Published: Sat, May 25, 2019
Global News | By Blake Casey

Six die, protests swell as Indonesia hit by post-election unrest

Six die, protests swell as Indonesia hit by post-election unrest

Police and protesters angry at Indonesia's election result have battled for a second night on the streets of Jakarta, after six people were killed and more than 200 injured in the initial clashes.

Thousands of protesters supporting candidate Prabowo Subianto gathered in the city center following the announcement that incumbent President Joko Widodo won a decisive victory in the general election.

Subianto, an ultra-nationalist former special forces general, has refused to accept the results and declared himself the victor.

The election supervisory agency has said there was no evidence of systematic cheating, and independent observers have said the poll was free and fair.

National Police spokesman Mohammad Iqbal said that police had two people in custody with links to Islamic Reform Movement, also known as Garis, which was founded in Indonesia in 1998, Jakarta Globe reported.

The arrests for at least 257 suspects were made around the Election Supervisory Agency (Bawaslu) building, as well as Petamburan and Gambir areas.

The fatalities resulted from bullet wounds and blunt objects, according to the police, who denied the use of live ammunition and accused the rioters of using firearms.

The government has also partly blocked access to social media - including Twitter, Facebook and Instagram - in a bid to clamp down on fake news and hoaxes linked to the violence.

"I open myself to anyone who wants to develop this nation, but I won't tolerate anyone who tries to disrupt public security, the democratic process or the unity of our. country", Widodo said at a press briefing, flanked by his chief security minister and the head of the military.

United States could send more troops to Middle East: Pentagon chief
Acting Defense Secretary Patrick Shanahan later said planners had not settled on a figure. Shanahan acknowledged that such a request " may involve sending additional troops".
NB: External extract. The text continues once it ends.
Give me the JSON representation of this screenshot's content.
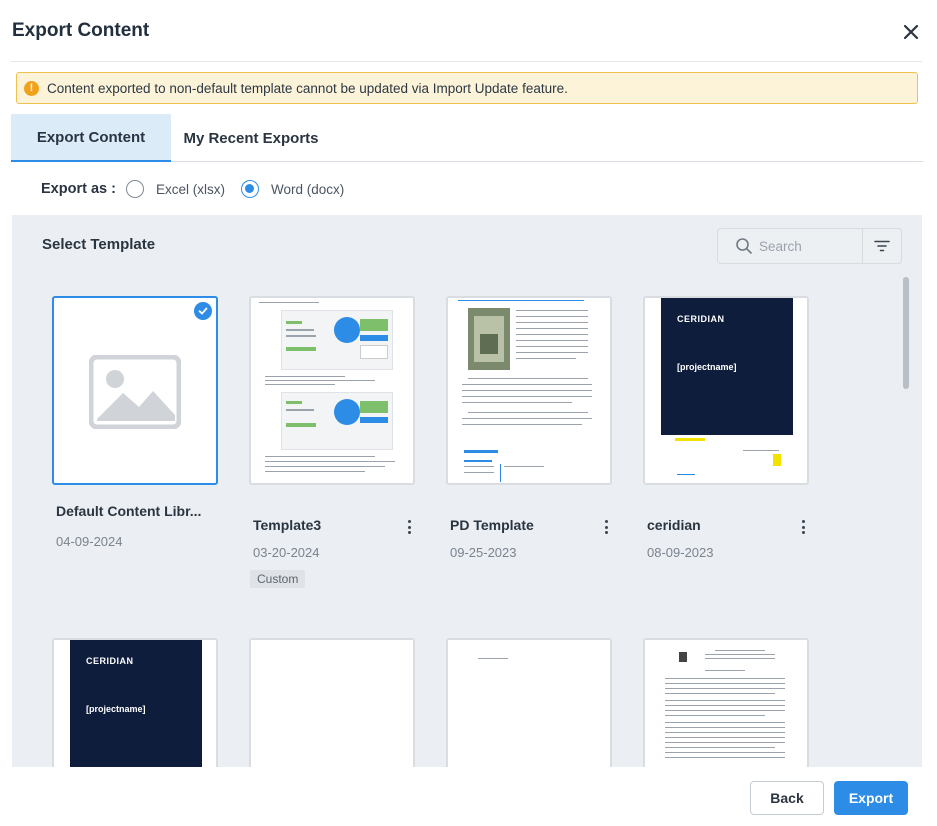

At around 13:20 Jakarta time, the authorities brought in dozens of people, part of the mass, to the Jakarta Metro Police criminal unit from the group who clashed in Petamburan.

Police warned they are expecting more angered voters to arrive in Jakarta to demonstrate, with clashes set to continue.

Protesters chanted "Down with Jokowi" and "Prabowo our President!" on Wednesday night, as police in riot gear responded with teargas and water jets.

Nine officers had been injured, police said, but they did not give details of wounded protesters thought to number in the hundreds.

Police said that the protesters were not residents of the city.

The world's third-largest democracy, Indonesia, held its parliamentary and presidential elections on April 17.

The country's election commission on Tuesday said Jokowi had garnered 55.5 percent of ballots cast in the presidential polls, beating his challenger, Prabowo, for the second time in a row. Police confiscated weapons from the suspects who rode a van to get to Jakarta.

"There are indications that most of the rioters were from outside Jakarta and that they had been paid [to riot]". "I plead to all elements who [are] exercising their aspiration - the police, the armed forces and everyone else - to refrain themselves from acts of violence, or even verbal violence, anything that is provocative", he said.

Like this: